It was 1990, I was 20 years old, laying on the couch reading The Trading Post. The ad read “Sprite mk2a good condition, runs well, needs some work, $5500”. After a test drive around the block I talked the guy down to $4650 and it was mine. However, I had no idea what a ‘Sprite’ was. I just knew it was the cutest car I had ever seen. Compared to my daily drive – a 1975 Toyota Celica – it handled like a Ferrari.
Fast forward 24 years – I am now 43 and have had many cars over the years. But my Sprite is still parked in the garage. I have replaced almost every part on the car – some after they fail, some just before. Overall, the car has been very reliable and has rarely broken down. I drive it regularly and at one stage was driving it to work every day.
The car has had a few engines under the bonnet and I’m currently running a 1275. A few years ago it was resprayed in original Monza red, as the duco was getting very tired. I was also keen to do some track events so installed harnesses, a roll bar, pulled out the carpets, trimmed the weight and added some numbers. Cosmetic work has been done including re-chroming, new seats and interior painting.
For many years while I have lived in apartments, the car has sadly been left outside under a car cover. However when my wife and I were looking to buy a house in 2010, a double garage was on top of the list. The Sprite now has pride of place in my deluxe man cave.
In February last year I thought it was about time I joined the Sprite Club. As Shannons say, I wanted to ‘share the passion’ with others. I am enjoying the friendly, social nature of the Club and the great advice and support from fellow members.
The car has a fibreglass Sebring style bonnet, electric dizzy, weber, mild cam, race pads and yokohamas. So you could say it’s a bit of a ‘mongrel’ – half street car, half race car. I put it onto the track for the first time earlier this year and had an absolute ball. It was great fun pushing it to the limit and learning what the car could do.

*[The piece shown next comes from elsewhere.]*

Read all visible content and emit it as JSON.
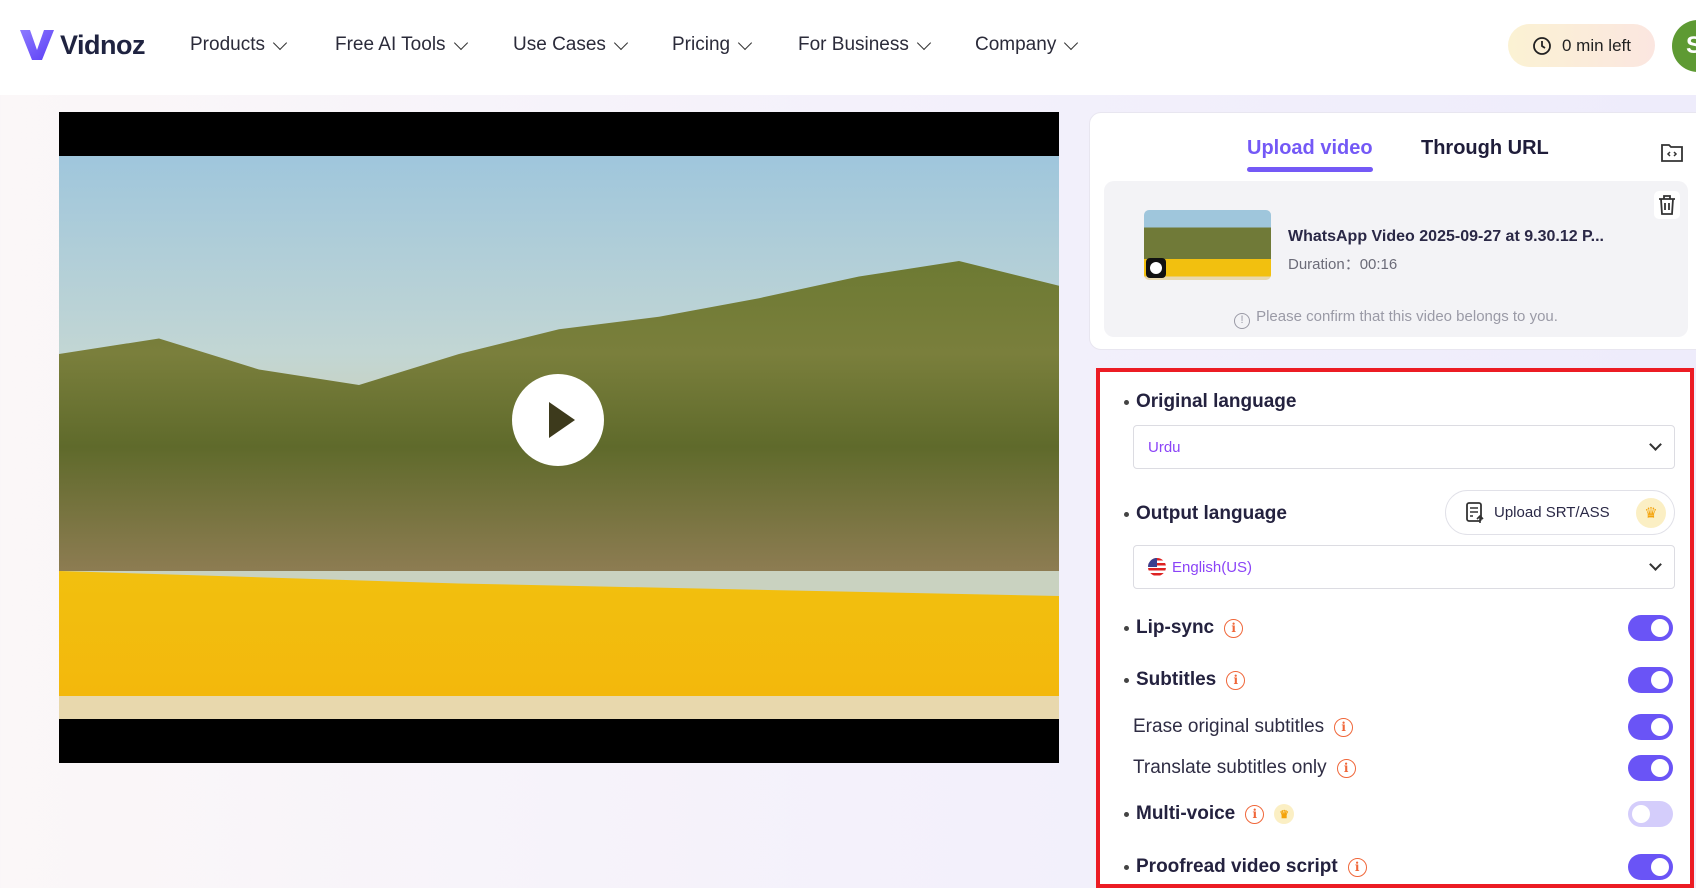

Friends often ask me “When will it be finished?” My response is “It’s like painting the Sydney Harbour Bridge. Once you get to one end you have to turn around and come back.”
Photo courtesy Peter Harrison